[Start of Attachment]
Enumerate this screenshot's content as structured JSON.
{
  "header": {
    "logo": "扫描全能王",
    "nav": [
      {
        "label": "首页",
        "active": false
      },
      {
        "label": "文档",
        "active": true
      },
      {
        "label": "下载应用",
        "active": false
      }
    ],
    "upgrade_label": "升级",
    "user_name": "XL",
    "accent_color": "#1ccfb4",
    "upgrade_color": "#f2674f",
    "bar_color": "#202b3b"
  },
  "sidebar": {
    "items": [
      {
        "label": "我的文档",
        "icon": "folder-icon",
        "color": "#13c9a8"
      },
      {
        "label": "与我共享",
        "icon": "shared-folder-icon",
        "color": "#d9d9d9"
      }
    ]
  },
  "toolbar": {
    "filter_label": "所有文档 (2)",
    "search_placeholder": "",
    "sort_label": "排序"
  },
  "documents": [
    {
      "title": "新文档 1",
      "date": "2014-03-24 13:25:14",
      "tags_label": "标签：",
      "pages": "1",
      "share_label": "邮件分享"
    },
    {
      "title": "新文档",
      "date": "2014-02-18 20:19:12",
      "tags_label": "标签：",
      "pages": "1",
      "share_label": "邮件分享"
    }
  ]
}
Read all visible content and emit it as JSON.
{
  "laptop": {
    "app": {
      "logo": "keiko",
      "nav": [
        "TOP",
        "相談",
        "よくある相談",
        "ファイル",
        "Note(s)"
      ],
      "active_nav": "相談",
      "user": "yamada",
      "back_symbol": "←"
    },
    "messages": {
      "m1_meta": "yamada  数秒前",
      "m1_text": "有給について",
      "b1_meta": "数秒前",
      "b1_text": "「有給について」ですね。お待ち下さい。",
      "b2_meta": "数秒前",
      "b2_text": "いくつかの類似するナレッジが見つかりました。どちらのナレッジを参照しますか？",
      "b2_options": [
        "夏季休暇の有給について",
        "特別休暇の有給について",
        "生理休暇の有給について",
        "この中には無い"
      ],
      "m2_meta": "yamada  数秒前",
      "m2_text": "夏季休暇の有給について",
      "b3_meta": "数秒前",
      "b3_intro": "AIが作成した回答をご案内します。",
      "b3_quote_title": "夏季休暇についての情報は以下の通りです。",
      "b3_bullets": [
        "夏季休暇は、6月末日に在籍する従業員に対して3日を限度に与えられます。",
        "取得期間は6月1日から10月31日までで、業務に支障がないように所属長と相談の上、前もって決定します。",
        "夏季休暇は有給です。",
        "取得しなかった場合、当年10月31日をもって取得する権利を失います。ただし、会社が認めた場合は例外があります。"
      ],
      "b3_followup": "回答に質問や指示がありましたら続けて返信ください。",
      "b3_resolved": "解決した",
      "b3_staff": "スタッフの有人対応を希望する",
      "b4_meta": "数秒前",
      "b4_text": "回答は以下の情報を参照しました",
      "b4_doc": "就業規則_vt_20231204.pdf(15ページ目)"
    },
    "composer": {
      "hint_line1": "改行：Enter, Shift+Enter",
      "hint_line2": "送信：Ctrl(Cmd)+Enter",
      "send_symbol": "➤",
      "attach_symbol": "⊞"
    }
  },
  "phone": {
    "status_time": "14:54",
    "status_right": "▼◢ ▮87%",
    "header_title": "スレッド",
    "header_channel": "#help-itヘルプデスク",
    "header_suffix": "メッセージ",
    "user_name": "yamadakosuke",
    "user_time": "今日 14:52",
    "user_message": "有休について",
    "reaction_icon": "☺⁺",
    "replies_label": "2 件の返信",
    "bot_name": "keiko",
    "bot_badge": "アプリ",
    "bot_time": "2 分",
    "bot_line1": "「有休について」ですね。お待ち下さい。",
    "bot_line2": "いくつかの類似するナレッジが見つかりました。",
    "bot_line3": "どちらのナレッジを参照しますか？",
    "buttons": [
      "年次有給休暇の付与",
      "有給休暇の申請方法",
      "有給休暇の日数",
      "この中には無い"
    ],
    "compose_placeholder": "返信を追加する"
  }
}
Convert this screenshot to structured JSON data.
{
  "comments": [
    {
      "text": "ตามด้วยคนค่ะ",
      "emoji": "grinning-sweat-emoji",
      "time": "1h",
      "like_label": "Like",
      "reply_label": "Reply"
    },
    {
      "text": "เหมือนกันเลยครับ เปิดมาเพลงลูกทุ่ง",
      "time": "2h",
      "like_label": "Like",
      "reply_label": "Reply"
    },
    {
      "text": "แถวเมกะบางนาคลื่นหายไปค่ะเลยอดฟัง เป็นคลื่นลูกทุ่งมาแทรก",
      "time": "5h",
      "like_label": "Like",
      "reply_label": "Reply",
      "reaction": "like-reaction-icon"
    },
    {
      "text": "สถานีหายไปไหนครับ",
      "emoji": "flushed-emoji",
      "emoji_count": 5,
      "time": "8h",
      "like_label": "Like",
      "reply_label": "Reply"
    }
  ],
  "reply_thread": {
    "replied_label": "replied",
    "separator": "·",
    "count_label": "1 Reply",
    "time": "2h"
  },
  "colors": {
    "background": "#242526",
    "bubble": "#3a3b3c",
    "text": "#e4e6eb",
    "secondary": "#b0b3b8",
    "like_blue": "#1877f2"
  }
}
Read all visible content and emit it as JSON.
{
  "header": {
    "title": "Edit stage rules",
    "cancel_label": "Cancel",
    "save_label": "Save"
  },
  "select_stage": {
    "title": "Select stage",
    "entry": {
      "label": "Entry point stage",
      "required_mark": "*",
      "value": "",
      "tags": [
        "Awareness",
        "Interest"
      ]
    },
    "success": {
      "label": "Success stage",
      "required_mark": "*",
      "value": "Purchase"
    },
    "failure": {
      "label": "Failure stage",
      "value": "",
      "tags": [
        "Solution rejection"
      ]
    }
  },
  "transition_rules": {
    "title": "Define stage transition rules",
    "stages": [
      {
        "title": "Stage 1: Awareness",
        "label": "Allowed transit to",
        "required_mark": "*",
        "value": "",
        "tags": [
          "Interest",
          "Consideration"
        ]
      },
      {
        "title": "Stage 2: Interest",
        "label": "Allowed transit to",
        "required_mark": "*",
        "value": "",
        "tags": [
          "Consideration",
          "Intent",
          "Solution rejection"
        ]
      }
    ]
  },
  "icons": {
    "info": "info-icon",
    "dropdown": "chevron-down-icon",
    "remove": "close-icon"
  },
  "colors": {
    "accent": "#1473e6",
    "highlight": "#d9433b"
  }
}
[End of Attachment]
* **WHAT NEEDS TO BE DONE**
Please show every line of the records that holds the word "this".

* **REPLY TO THE EXERCISE**
Enumerate this screenshot's content as structured JSON.
Convert this screenshot to structured JSON data.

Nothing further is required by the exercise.